A Researcher is Interested in Assessing Risk Taking By Individuals
As someone who has always been fascinated by human behavior and decision-making, I find myself particularly interested in assessing risk-taking by individuals. Whether it’s in the context of financial investments, career choices, or even everyday activities, understanding why some people are more inclined to take risks while others are more risk-averse is a captivating subject. In this article, I’ll delve into the various factors that influence risk-taking behavior and explore the potential benefits and drawbacks of being a risk-taker.
When it comes to risk-taking, there is no one-size-fits-all approach. As an individual, I’ve always wondered what drives some people to embrace uncertainty and seek out opportunities with potentially high rewards, while others prefer to play it safe and avoid any chance of failure. Is it a matter of personality traits, upbringing, or simply a result of past experiences? By examining the psychological, social, and environmental factors that contribute to risk-taking behavior, we can gain valuable insights into this intriguing aspect of human nature.
In today’s fast-paced and ever-changing world, the ability to assess and navigate risks effectively has become increasingly important. Whether it’s in the realm of business, personal relationships, or even personal health, being able to make informed decisions about risk can greatly impact our lives. In this article, I’ll explore the different strategies individuals use to assess risk, from careful analysis and weighing of potential outcomes to relying on intuition and gut feelings. By understanding these approaches, we can gain a better understanding of how people make decisions in the face of uncertainty.
Understanding Risk Taking
What is Risk Taking?
Risk taking refers to the willingness of individuals to engage in activities that have uncertain outcomes and potentially negative consequences. It involves making decisions in situations where the outcome is uncertain and the potential for both positive and negative outcomes exists.
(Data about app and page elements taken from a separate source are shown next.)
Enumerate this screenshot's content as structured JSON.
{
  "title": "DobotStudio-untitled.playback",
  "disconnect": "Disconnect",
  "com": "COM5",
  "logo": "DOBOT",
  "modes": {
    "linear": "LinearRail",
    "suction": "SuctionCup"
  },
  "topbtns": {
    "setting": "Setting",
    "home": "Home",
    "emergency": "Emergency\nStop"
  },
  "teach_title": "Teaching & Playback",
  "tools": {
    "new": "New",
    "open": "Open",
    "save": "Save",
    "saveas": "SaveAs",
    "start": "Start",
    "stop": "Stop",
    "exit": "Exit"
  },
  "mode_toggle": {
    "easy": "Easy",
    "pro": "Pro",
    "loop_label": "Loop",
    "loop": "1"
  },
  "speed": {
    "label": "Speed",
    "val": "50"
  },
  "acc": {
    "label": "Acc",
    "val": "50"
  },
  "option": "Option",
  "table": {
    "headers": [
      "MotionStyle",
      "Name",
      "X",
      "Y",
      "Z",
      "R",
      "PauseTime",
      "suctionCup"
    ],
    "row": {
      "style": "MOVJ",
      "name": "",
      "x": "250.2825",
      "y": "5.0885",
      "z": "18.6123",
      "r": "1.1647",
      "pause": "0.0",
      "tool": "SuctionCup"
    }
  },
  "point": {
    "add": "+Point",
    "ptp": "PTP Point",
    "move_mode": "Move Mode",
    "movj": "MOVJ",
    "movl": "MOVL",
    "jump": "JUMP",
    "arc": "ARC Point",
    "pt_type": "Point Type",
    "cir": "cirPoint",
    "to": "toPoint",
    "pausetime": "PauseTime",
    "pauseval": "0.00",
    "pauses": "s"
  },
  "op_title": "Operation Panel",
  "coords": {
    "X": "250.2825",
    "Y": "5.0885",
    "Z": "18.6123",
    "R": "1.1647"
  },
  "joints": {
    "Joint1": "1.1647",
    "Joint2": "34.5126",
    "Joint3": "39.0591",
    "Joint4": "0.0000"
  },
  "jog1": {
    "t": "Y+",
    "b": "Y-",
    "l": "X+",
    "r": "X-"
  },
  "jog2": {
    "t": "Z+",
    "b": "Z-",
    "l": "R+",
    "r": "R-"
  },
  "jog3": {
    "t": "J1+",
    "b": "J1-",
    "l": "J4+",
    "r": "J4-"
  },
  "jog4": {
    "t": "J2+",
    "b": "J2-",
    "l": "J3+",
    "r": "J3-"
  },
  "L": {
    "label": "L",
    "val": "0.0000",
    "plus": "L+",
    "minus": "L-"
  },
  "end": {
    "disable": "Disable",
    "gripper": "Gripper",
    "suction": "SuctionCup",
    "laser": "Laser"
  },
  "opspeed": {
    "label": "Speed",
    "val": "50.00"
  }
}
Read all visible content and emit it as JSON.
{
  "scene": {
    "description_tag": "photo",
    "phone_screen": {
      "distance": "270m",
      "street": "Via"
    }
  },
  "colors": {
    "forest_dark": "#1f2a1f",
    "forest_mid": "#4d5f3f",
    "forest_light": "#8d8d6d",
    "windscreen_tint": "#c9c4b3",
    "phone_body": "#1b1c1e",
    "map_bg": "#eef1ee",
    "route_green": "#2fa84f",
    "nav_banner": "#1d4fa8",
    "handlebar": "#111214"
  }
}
Risk taking can vary greatly from person to person, with some individuals being more inclined to take risks while others are more risk-averse.
Factors Influencing Risk Taking
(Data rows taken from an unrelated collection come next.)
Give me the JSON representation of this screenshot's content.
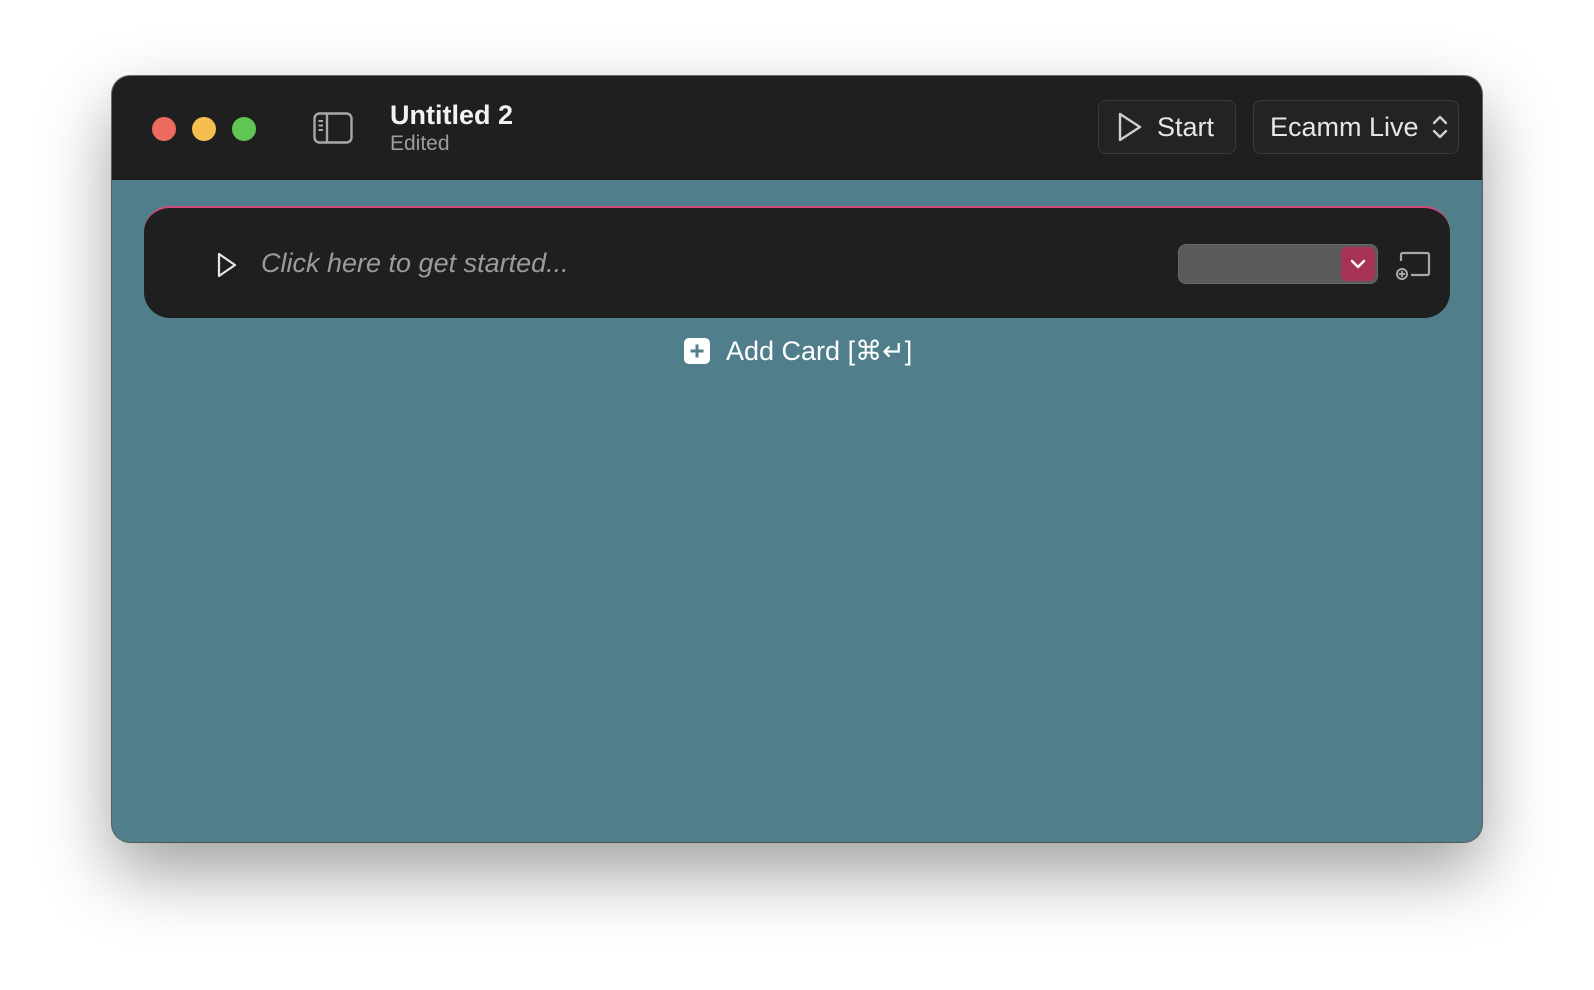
{
  "window": {
    "title": "Untitled 2",
    "subtitle": "Edited"
  },
  "toolbar": {
    "start_label": "Start",
    "output_select_value": "Ecamm Live"
  },
  "card": {
    "placeholder": "Click here to get started...",
    "select_value": ""
  },
  "add_card": {
    "label": "Add Card [⌘↵]"
  },
  "colors": {
    "content_bg": "#507f8b",
    "titlebar_bg": "#1f1f1f",
    "card_accent": "#d2487a",
    "select_arrow": "#a63356",
    "traffic_red": "#ed6a5e",
    "traffic_yellow": "#f5bf4f",
    "traffic_green": "#61c554"
  },
  "icons": {
    "sidebar_toggle": "sidebar-icon",
    "start": "play-icon",
    "output_select": "chevron-up-down-icon",
    "card_play": "play-icon",
    "card_select": "chevron-down-icon",
    "cast": "cast-icon",
    "add_card": "plus-square-icon"
  }
}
There are several factors that influence an individual’s propensity for risk taking. These factors can be psychological, social, or environmental in nature. Understanding these factors can provide valuable insights into why some individuals are more likely to take risks than others.
1. Personality Traits: Certain personality traits have been found to be associated with risk-taking behavior. For example, individuals with high levels of extraversion tend to be more inclined to take risks, as they are more likely to seek out new and exciting experiences. On the other hand, individuals with high levels of neuroticism may be more risk-averse, as they tend to be more anxious and cautious.
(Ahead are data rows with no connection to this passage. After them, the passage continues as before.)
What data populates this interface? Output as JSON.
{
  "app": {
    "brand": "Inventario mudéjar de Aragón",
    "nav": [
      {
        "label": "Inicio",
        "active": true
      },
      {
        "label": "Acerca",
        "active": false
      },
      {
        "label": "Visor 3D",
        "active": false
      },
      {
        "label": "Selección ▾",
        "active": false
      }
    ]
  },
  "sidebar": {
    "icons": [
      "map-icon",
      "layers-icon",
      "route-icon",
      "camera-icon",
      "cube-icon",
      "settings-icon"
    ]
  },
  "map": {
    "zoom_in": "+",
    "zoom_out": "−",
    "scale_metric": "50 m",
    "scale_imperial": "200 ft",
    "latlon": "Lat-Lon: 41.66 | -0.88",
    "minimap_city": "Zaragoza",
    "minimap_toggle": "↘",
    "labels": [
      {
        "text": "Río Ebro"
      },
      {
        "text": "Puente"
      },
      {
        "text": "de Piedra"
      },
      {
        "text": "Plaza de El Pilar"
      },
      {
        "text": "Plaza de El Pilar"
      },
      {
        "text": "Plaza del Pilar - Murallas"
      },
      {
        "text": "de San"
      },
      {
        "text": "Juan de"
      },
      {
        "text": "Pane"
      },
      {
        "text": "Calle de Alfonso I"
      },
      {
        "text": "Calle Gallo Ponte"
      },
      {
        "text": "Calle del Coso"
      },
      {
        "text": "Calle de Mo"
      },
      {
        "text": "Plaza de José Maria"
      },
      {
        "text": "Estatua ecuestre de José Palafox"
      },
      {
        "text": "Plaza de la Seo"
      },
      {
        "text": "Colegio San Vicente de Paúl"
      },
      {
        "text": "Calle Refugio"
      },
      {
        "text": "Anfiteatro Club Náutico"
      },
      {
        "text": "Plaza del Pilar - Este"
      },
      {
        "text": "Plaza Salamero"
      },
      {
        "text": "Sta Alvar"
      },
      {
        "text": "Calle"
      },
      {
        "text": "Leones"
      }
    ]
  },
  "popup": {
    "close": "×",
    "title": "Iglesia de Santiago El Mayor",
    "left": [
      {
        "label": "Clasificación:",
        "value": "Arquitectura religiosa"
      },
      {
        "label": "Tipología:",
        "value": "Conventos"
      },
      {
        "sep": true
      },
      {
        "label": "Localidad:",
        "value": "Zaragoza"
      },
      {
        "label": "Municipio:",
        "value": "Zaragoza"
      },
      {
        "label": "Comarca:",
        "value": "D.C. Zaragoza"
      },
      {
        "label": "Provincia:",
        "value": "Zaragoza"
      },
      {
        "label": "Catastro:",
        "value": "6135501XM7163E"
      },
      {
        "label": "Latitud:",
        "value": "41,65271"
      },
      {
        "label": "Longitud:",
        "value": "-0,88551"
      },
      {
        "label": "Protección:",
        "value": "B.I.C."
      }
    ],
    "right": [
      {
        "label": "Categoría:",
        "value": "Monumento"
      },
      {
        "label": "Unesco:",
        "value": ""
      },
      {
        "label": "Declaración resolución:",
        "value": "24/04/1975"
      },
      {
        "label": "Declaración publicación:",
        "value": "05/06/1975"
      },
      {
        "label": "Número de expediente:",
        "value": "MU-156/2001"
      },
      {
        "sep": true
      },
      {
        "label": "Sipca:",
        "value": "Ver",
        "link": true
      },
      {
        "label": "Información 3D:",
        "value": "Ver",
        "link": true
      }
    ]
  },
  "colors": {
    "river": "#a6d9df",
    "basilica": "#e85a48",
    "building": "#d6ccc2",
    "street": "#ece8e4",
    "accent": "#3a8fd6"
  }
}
2. Past Experiences: Past experiences play a crucial role in shaping an individual’s attitude towards risk. Positive experiences with risk-taking can increase an individual’s willingness to take risks in the future, while negative experiences can make them more risk-averse. For example, someone who has had success in taking calculated risks in their career may be more inclined to continue taking risks in the future.
3. Social Influence: The people we surround ourselves with can have a significant impact on our risk-taking behavior. If we are surrounded by friends or colleagues who are risk-takers, we may be more likely to engage in risky behavior ourselves. Social norms and peer pressure can also play a role in influencing our decisions to take risks.
4. Perception of Risk: How individuals perceive and evaluate risks can greatly influence their willingness to take risks. Some individuals may have a higher tolerance for risk and view it as an opportunity for growth and success. Others may have a lower tolerance for risk and view it as a threat to their well-being. The way risks are framed and presented can also impact how individuals perceive them.
5. Cultural and Environmental Factors: Cultural and environmental factors can shape an individual’s attitude towards risk-taking. For example, cultures that value individualism and entrepreneurship may encourage risk-taking behavior, while cultures that prioritize security and stability may discourage it. Environmental factors, such as economic conditions and availability of resources, can also influence an individual’s risk-taking behavior.
Understanding the factors that influence risk-taking behavior is essential for assessing and predicting individuals’ propensity for taking risks. By understanding these factors, we can gain valuable insights into human decision-making in the face of uncertainty and help individuals make informed decisions that align with their goals and values.